That has been rectified.  I did not continue teaching for a couple of years, but took courses in teaching to prepare myself and be better qualified the next time I walked into a classroom.  I guess what I’m trying to say is that having the books and going by the books wasn’t enough to make me a good teacher.  For me, it was mandatory to have some type of basic / formal knowledge in teaching.  Just because I’m a native speaker didn’t mean I was qualified to teach. 

In retrospect my first classroom experience wasn’t the catastrophe I’m making it out to be, but I know that if I had had some type of training, I would have felt much more confident about my abilities.

Saturday, June 6, 2015

German teaching one-day-conference in AUTh - Impressions

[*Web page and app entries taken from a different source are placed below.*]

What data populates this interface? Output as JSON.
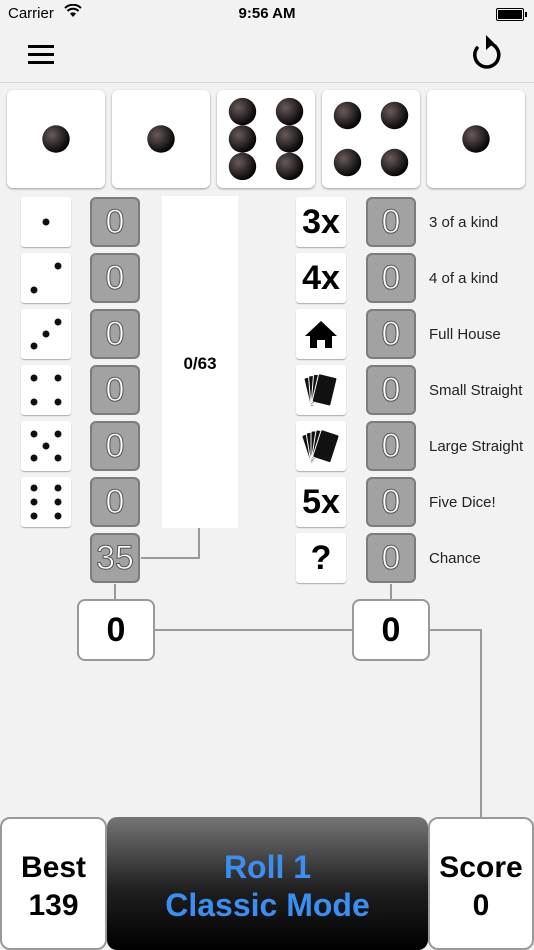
{
  "status_bar": {
    "carrier": "Carrier",
    "time": "9:56 AM"
  },
  "dice": [
    1,
    1,
    6,
    4,
    1
  ],
  "upper": {
    "rows": [
      {
        "face": 1,
        "score": "0"
      },
      {
        "face": 2,
        "score": "0"
      },
      {
        "face": 3,
        "score": "0"
      },
      {
        "face": 4,
        "score": "0"
      },
      {
        "face": 5,
        "score": "0"
      },
      {
        "face": 6,
        "score": "0"
      }
    ],
    "bonus": "35",
    "progress": "0/63",
    "total": "0"
  },
  "lower": {
    "rows": [
      {
        "icon": "3x",
        "score": "0",
        "label": "3 of a kind"
      },
      {
        "icon": "4x",
        "score": "0",
        "label": "4 of a kind"
      },
      {
        "icon": "house-icon",
        "score": "0",
        "label": "Full House"
      },
      {
        "icon": "cards-small-icon",
        "score": "0",
        "label": "Small Straight"
      },
      {
        "icon": "cards-large-icon",
        "score": "0",
        "label": "Large Straight"
      },
      {
        "icon": "5x",
        "score": "0",
        "label": "Five Dice!"
      },
      {
        "icon": "?",
        "score": "0",
        "label": "Chance"
      }
    ],
    "total": "0"
  },
  "bottom": {
    "best_label": "Best",
    "best_value": "139",
    "roll_line1": "Roll 1",
    "roll_line2": "Classic Mode",
    "score_label": "Score",
    "score_value": "0"
  },
  "colors": {
    "accent": "#3b8ef2",
    "score_box": "#a2a2a2"
  }
}
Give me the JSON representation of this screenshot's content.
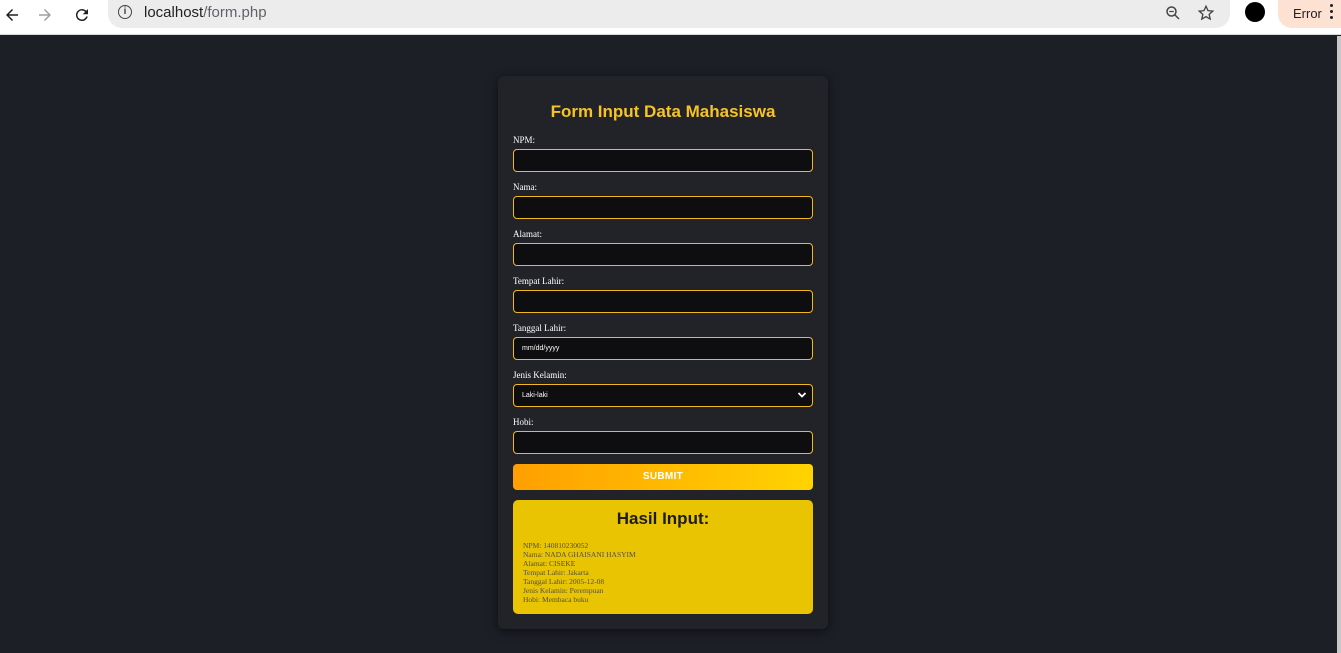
{
  "browser": {
    "url_host": "localhost",
    "url_path": "/form.php",
    "error_label": "Error"
  },
  "form": {
    "title": "Form Input Data Mahasiswa",
    "fields": [
      {
        "label": "NPM:",
        "value": ""
      },
      {
        "label": "Nama:",
        "value": ""
      },
      {
        "label": "Alamat:",
        "value": ""
      },
      {
        "label": "Tempat Lahir:",
        "value": ""
      },
      {
        "label": "Tanggal Lahir:",
        "value": "mm/dd/yyyy"
      },
      {
        "label": "Jenis Kelamin:",
        "value": "Laki-laki"
      },
      {
        "label": "Hobi:",
        "value": ""
      }
    ],
    "submit_label": "SUBMIT"
  },
  "result": {
    "title": "Hasil Input:",
    "lines": [
      "NPM: 140810230052",
      "Nama: NADA GHAISANI HASYIM",
      "Alamat: CISEKE",
      "Tempat Lahir: Jakarta",
      "Tanggal Lahir: 2005-12-08",
      "Jenis Kelamin: Perempuan",
      "Hobi: Membaca buku"
    ]
  },
  "colors": {
    "page_bg": "#1c1f26",
    "card_bg": "#212328",
    "accent": "#f7c325",
    "result_bg": "#e8c402"
  }
}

It's my first time in this kind of conference, I have to say. Although my first "specialization" is in DaF (teaching German as a foreign language), the way they "spread" this kind of information from the University is a bit limited. I got a message from Goethe Institut's newsletter that there was going to be a conference, but the deadlines, if you wanted to present had already passed. That is a pity, though, because presenting in German is one of my next goals. Anyway no problem there, I'll be more careful next time I guess...
It's also sad to say that I felt like a stranger because when I went there, in the beginning I knew nobody.... (in contrast with the ELT field, when I go to seminars and conventions, I know everybody and everybody knows me...) That's really sad, I guess...
When time passed though, I met some of my old professors and one of my fellow "classmates" ( I don't really know if this is the correct word - do you have classmates at university? anyway....)
I will not go into each of the presentations I saw, but I will just comment.
  • My impression was that there was too much theory, I mean only lectures and presentations of work. No direct workshop and learning by doing (as a kinaesthetic person that's the best way I learn actually)
  • There was a mix-up on "blended learning" in one of the presentations. Except the fact that there was again too much theory, which is acceptable and I have a lot of respect towards a person who has studied so much and has been into research and owns so many degrees and doctorates, but.... "Blended learning" is exactly what the word suggests: "Blended" (auf Deutsch: gemischt). It does not have to do so much with complete learner autonomy. This means that we use the computer, the podcast, the film, the moodle (or whatever else) together with face to face teaching (or skype or whatever form of communication). The computer does not abolish the teacher. 
  • All the projects I have seen were really interesting. I believe that the teachers have done really great work. All the projects I have seen were done in public schools with e-twinning (or alike) programs. I am really glad that there are some teachers who work with the kids this way. What happens with us who are not in the public sector though and DO NOT have access to e-twinning, teachers4europe and this kind of things?
  • I also have to say that things that we have been doing for years in the private sector  and in the ELT (like projects, games, kinaesthetic activities) are considered a luxury in the public sector and again my hat off to people in the public sector who devote the time to do it. But.... I am sorry, I have not learned anything new. I don't want to criticize anyone and I don't consider myself the best teacher there is... but there are a lot of us who have been doing things like that for years now, but do not have people to support us and remain unknown for some reason.
  • Another thing I did not like was that public teachers were characterized in the conference schedule as ΠΕ07 while private sector teachers were characterized as "German teachers". For God's shake, we have all graduated from the same faculty!!!!
  • Next year I am applying for a presentation. I am convinced that we need an active workshop to lighten things up a bit. ( I know that after this critique I might not be accepted but anyway....)

It was nice to see my buddy Kostas Ververis and remember the good old college times, dear  Gianna Kerkinopoulou and my facebook friend Sofia Modrinou! Keep up the good work guys!!!